** Opening Data listing block **

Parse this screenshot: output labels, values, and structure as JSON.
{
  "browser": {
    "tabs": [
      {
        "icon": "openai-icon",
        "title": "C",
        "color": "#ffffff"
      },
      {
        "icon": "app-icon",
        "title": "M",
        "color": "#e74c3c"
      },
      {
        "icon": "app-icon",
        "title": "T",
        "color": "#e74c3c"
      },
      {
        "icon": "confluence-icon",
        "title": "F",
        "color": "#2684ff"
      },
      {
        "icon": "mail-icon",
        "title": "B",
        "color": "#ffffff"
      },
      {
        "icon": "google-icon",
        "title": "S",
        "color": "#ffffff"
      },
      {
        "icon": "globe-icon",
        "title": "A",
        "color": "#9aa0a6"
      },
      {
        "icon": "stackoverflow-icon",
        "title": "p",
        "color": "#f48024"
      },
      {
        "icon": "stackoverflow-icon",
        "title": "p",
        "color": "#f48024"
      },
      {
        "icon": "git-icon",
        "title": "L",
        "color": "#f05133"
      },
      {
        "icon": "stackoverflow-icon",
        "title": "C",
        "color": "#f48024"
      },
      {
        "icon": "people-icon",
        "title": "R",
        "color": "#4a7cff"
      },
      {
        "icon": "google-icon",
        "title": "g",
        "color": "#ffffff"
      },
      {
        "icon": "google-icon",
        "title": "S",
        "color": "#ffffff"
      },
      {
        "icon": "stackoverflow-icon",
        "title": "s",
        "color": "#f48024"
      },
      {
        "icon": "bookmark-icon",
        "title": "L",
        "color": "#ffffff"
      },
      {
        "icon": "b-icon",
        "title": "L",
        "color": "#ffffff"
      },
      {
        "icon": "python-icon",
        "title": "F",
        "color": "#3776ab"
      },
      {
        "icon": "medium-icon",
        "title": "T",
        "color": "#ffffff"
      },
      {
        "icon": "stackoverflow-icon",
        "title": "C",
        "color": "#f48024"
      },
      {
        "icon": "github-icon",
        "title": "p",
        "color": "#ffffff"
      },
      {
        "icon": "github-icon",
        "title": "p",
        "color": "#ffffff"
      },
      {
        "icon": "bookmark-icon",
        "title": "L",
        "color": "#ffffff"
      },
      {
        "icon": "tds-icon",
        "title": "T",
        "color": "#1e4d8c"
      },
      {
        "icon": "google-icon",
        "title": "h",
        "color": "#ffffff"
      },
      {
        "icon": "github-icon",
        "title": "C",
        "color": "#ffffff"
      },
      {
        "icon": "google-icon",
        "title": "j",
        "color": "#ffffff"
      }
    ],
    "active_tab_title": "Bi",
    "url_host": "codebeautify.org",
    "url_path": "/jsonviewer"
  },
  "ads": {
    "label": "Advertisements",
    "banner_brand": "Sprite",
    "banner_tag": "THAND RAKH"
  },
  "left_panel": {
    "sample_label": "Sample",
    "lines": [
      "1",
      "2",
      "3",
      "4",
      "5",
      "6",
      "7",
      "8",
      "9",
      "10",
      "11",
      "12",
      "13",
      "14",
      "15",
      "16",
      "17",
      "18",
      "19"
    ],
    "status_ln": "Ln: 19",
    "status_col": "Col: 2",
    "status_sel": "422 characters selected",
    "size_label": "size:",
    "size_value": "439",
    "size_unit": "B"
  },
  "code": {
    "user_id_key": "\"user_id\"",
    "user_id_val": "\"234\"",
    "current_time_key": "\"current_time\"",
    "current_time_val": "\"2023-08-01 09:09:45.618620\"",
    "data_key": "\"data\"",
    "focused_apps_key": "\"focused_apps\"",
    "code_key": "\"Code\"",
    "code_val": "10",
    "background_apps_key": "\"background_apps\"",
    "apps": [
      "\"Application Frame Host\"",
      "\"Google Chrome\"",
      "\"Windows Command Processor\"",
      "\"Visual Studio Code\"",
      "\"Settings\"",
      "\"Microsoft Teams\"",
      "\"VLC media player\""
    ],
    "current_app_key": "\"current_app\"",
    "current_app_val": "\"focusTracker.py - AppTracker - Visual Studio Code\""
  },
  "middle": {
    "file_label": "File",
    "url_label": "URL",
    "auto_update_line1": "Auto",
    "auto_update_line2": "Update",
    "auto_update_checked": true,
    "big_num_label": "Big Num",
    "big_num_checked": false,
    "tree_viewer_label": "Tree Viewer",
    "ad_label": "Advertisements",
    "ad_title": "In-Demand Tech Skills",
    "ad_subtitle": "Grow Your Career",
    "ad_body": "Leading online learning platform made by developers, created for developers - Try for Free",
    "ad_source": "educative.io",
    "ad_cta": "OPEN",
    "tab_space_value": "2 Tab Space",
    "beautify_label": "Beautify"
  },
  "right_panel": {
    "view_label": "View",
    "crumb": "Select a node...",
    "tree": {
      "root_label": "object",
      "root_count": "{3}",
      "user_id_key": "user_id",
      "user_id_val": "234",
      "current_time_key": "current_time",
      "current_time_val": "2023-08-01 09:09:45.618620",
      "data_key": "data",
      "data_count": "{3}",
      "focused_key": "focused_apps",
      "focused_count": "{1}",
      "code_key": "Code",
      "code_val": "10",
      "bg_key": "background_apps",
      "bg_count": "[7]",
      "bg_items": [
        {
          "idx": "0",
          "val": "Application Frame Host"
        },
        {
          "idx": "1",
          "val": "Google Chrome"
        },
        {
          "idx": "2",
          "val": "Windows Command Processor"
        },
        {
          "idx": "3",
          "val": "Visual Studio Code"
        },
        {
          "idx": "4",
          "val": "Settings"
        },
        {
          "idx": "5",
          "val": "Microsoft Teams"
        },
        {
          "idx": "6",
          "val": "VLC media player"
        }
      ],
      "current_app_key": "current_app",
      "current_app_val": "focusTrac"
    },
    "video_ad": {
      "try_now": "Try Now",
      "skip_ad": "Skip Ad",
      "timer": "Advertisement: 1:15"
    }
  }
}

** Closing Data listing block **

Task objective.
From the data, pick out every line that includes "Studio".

Written answer.
      "\"Visual Studio Code\"",
    "current_app_val": "\"focusTracker.py - AppTracker - Visual Studio Code\""
          "val": "Visual Studio Code"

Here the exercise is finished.